Local gun stores busy as gun-control discussions grow louder
BY TINA SFONDELES Staff reporter firstname.lastname@example.org December 18, 2012 3:52PM
Updated: January 20, 2013 6:21AM
Gun sales at local gun shops are spiking. And at least one owner says his customers are going into “panic mode” and stocking up on guns and ammunition.
“We were busier,” Dave Schrank, owner of Schrank’s Smoke ‘n Gun in Waukegan said Tuesday, noting that sales were up about 25 percent from the previous holiday season.
Gun sales were up across the board, he said, including Bolt Action, hunting rifles, pistols, revolvers and rifles.
There’s no hiding why there’s a bump. Law-abiding gun owners are scared of further gun control laws on a national level in the aftermath of the Newtown, Connecticut, school shooting that left 20 children and six adults dead, Schrank said. And locally, residents are afraid of further restrictions on purchasing firearms in the future. So, they’re stocking up, he says.
“Locally in the Illinois area, we have definitely seen a little bit of an uptick in handgun sales,” Schrank said. “People are maybe spending a little bit of their Christmas money on concealed carry-type handguns.”

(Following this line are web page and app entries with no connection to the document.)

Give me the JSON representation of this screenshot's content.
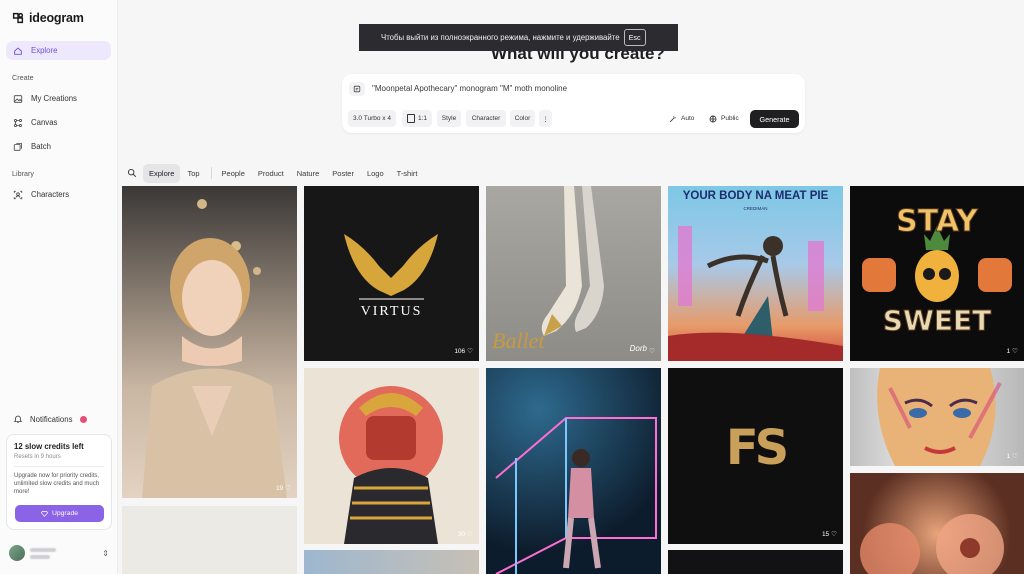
{
  "app": {
    "name": "ideogram"
  },
  "sidebar": {
    "explore": "Explore",
    "create_label": "Create",
    "my_creations": "My Creations",
    "canvas": "Canvas",
    "batch": "Batch",
    "library_label": "Library",
    "characters": "Characters",
    "notifications": "Notifications"
  },
  "credits": {
    "title": "12 slow credits left",
    "resets": "Resets in 9 hours",
    "upsell": "Upgrade now for priority credits, unlimited slow credits and much more!",
    "upgrade": "Upgrade"
  },
  "toast": {
    "text": "Чтобы выйти из полноэкранного режима, нажмите и удерживайте",
    "key": "Esc"
  },
  "hero": {
    "title": "What will you create?"
  },
  "prompt": {
    "text": "\"Moonpetal Apothecary\" monogram \"M\" moth monoline",
    "model": "3.0 Turbo x 4",
    "ratio": "1:1",
    "style": "Style",
    "character": "Character",
    "color": "Color",
    "more": "⋮",
    "auto": "Auto",
    "visibility": "Public",
    "generate": "Generate"
  },
  "filters": [
    "Explore",
    "Top",
    "People",
    "Product",
    "Nature",
    "Poster",
    "Logo",
    "T-shirt"
  ],
  "tiles": {
    "woman": {
      "likes": "19"
    },
    "virtus": {
      "text": "VIRTUS",
      "likes": "106"
    },
    "ballet": {
      "text": "Ballet",
      "sign": "Dorb"
    },
    "poster": {
      "title": "YOUR BODY NA MEAT PIE",
      "sub": "CREDIMAN"
    },
    "stay": {
      "line1": "STAY",
      "line2": "SWEET",
      "likes": "1"
    },
    "samurai": {
      "likes": "30"
    },
    "fs": {
      "text": "FS",
      "likes": "15"
    },
    "face": {
      "likes": "1"
    }
  },
  "colors": {
    "accent": "#8b63e6",
    "active_bg": "#ede8fb",
    "generate_bg": "#1f1f22"
  }
}
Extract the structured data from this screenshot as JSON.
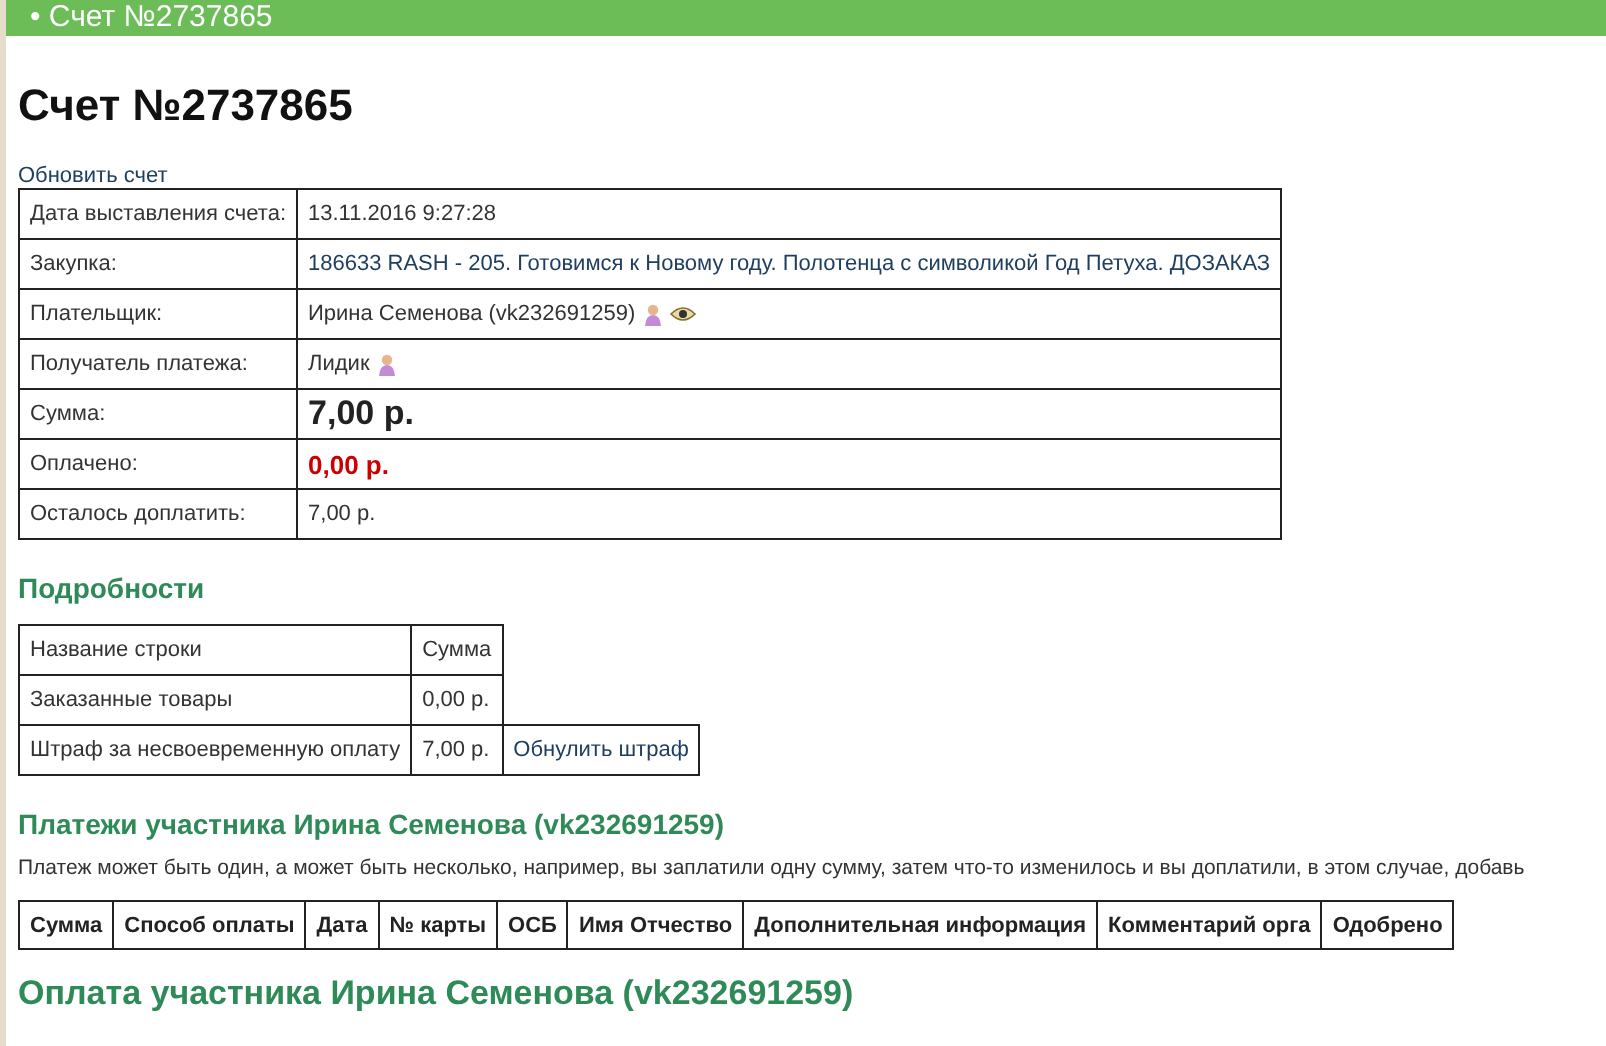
{
  "header": {
    "title": "• Счет №2737865"
  },
  "title": "Счет №2737865",
  "refresh_link": "Обновить счет",
  "invoice": [
    {
      "kind": "plain",
      "label": "Дата выставления счета:",
      "value": "13.11.2016 9:27:28"
    },
    {
      "kind": "link",
      "label": "Закупка:",
      "value": "186633 RASH - 205. Готовимся к Новому году. Полотенца с символикой Год Петуха. ДОЗАКАЗ"
    },
    {
      "kind": "user_watch",
      "label": "Плательщик:",
      "value": "Ирина Семенова (vk232691259)"
    },
    {
      "kind": "user",
      "label": "Получатель платежа:",
      "value": "Лидик"
    },
    {
      "kind": "total",
      "label": "Сумма:",
      "value": "7,00 р."
    },
    {
      "kind": "unpaid",
      "label": "Оплачено:",
      "value": "0,00 р."
    },
    {
      "kind": "plain",
      "label": "Осталось доплатить:",
      "value": "7,00 р."
    }
  ],
  "details": {
    "heading": "Подробности",
    "columns": [
      "Название строки",
      "Сумма"
    ],
    "rows": [
      {
        "name": "Заказанные товары",
        "amount": "0,00 р."
      },
      {
        "name": "Штраф за несвоевременную оплату",
        "amount": "7,00 р.",
        "action": "Обнулить штраф"
      }
    ]
  },
  "payments": {
    "heading": "Платежи участника Ирина Семенова (vk232691259)",
    "note": "Платеж может быть один, а может быть несколько, например, вы заплатили одну сумму, затем что-то изменилось и вы доплатили, в этом случае, добавь",
    "columns": [
      "Сумма",
      "Способ оплаты",
      "Дата",
      "№ карты",
      "ОСБ",
      "Имя Отчество",
      "Дополнительная информация",
      "Комментарий орга",
      "Одобрено"
    ]
  },
  "payment_form": {
    "heading": "Оплата участника Ирина Семенова (vk232691259)"
  }
}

Schrank’s family has owned the store for 48 years. And he said he’s used to increased sales in response to potential political change. The store experienced increased sales from customers afraid of restrictions after President Obama was elected in 2008, and again in November after he was re-elected.
At Illinois Gun Works in Elmwood Park, owner Don Mastrianni said customers were going into “panic mode.”
“It seems to me that some panic sales are going on because they’re assuming legislation will happen right away and they’re buying up stuff that they know is going to cost more eventually,” Mastrianni said.
His store is also seeing more than double the amount of FOID applications and a bump in gun and ammunition sales.
“We’ve got a whole lot of people applying for FOID cards,” Mastrianni said. “We’re averaging at least 20 to 30 a day. On an average day, we’d maybe see 8 or 9.”
Elected officials around the country are voicing support for an assault weapon ban. Gov. Pat Quinn and Mayor Emanuel on Monday announced support for a ban.
But at Mastrianni’s shop, employees won’t sell assault weapons to anyone but law enforcement. For anyone else, “they could only get so mad but they’re not getting what they want.” Mastrianni said. “The ATF gives us that option...if we see something that looks a little funny, we can turn them down and there’s really not much they can do about it.”
Chicago’s support for an assault weapon ban came the same day New York City Mayor Michael Bloomberg announced a campaign featuring survivors and family of gun violence victims, to demand elected officials take immediate action.
One video features Annette Nance-Holt, mother of 16-year-old Blair Holt, who was killed by gang crossfire in 2007 on a CTA bus: “You try to protect your child and keep him safe but there is no way to keep your child safe when there are illegal guns out here,” Holt said in a video for the “I Demand A Plan” campaign. “...My son should not be in a cemetery.”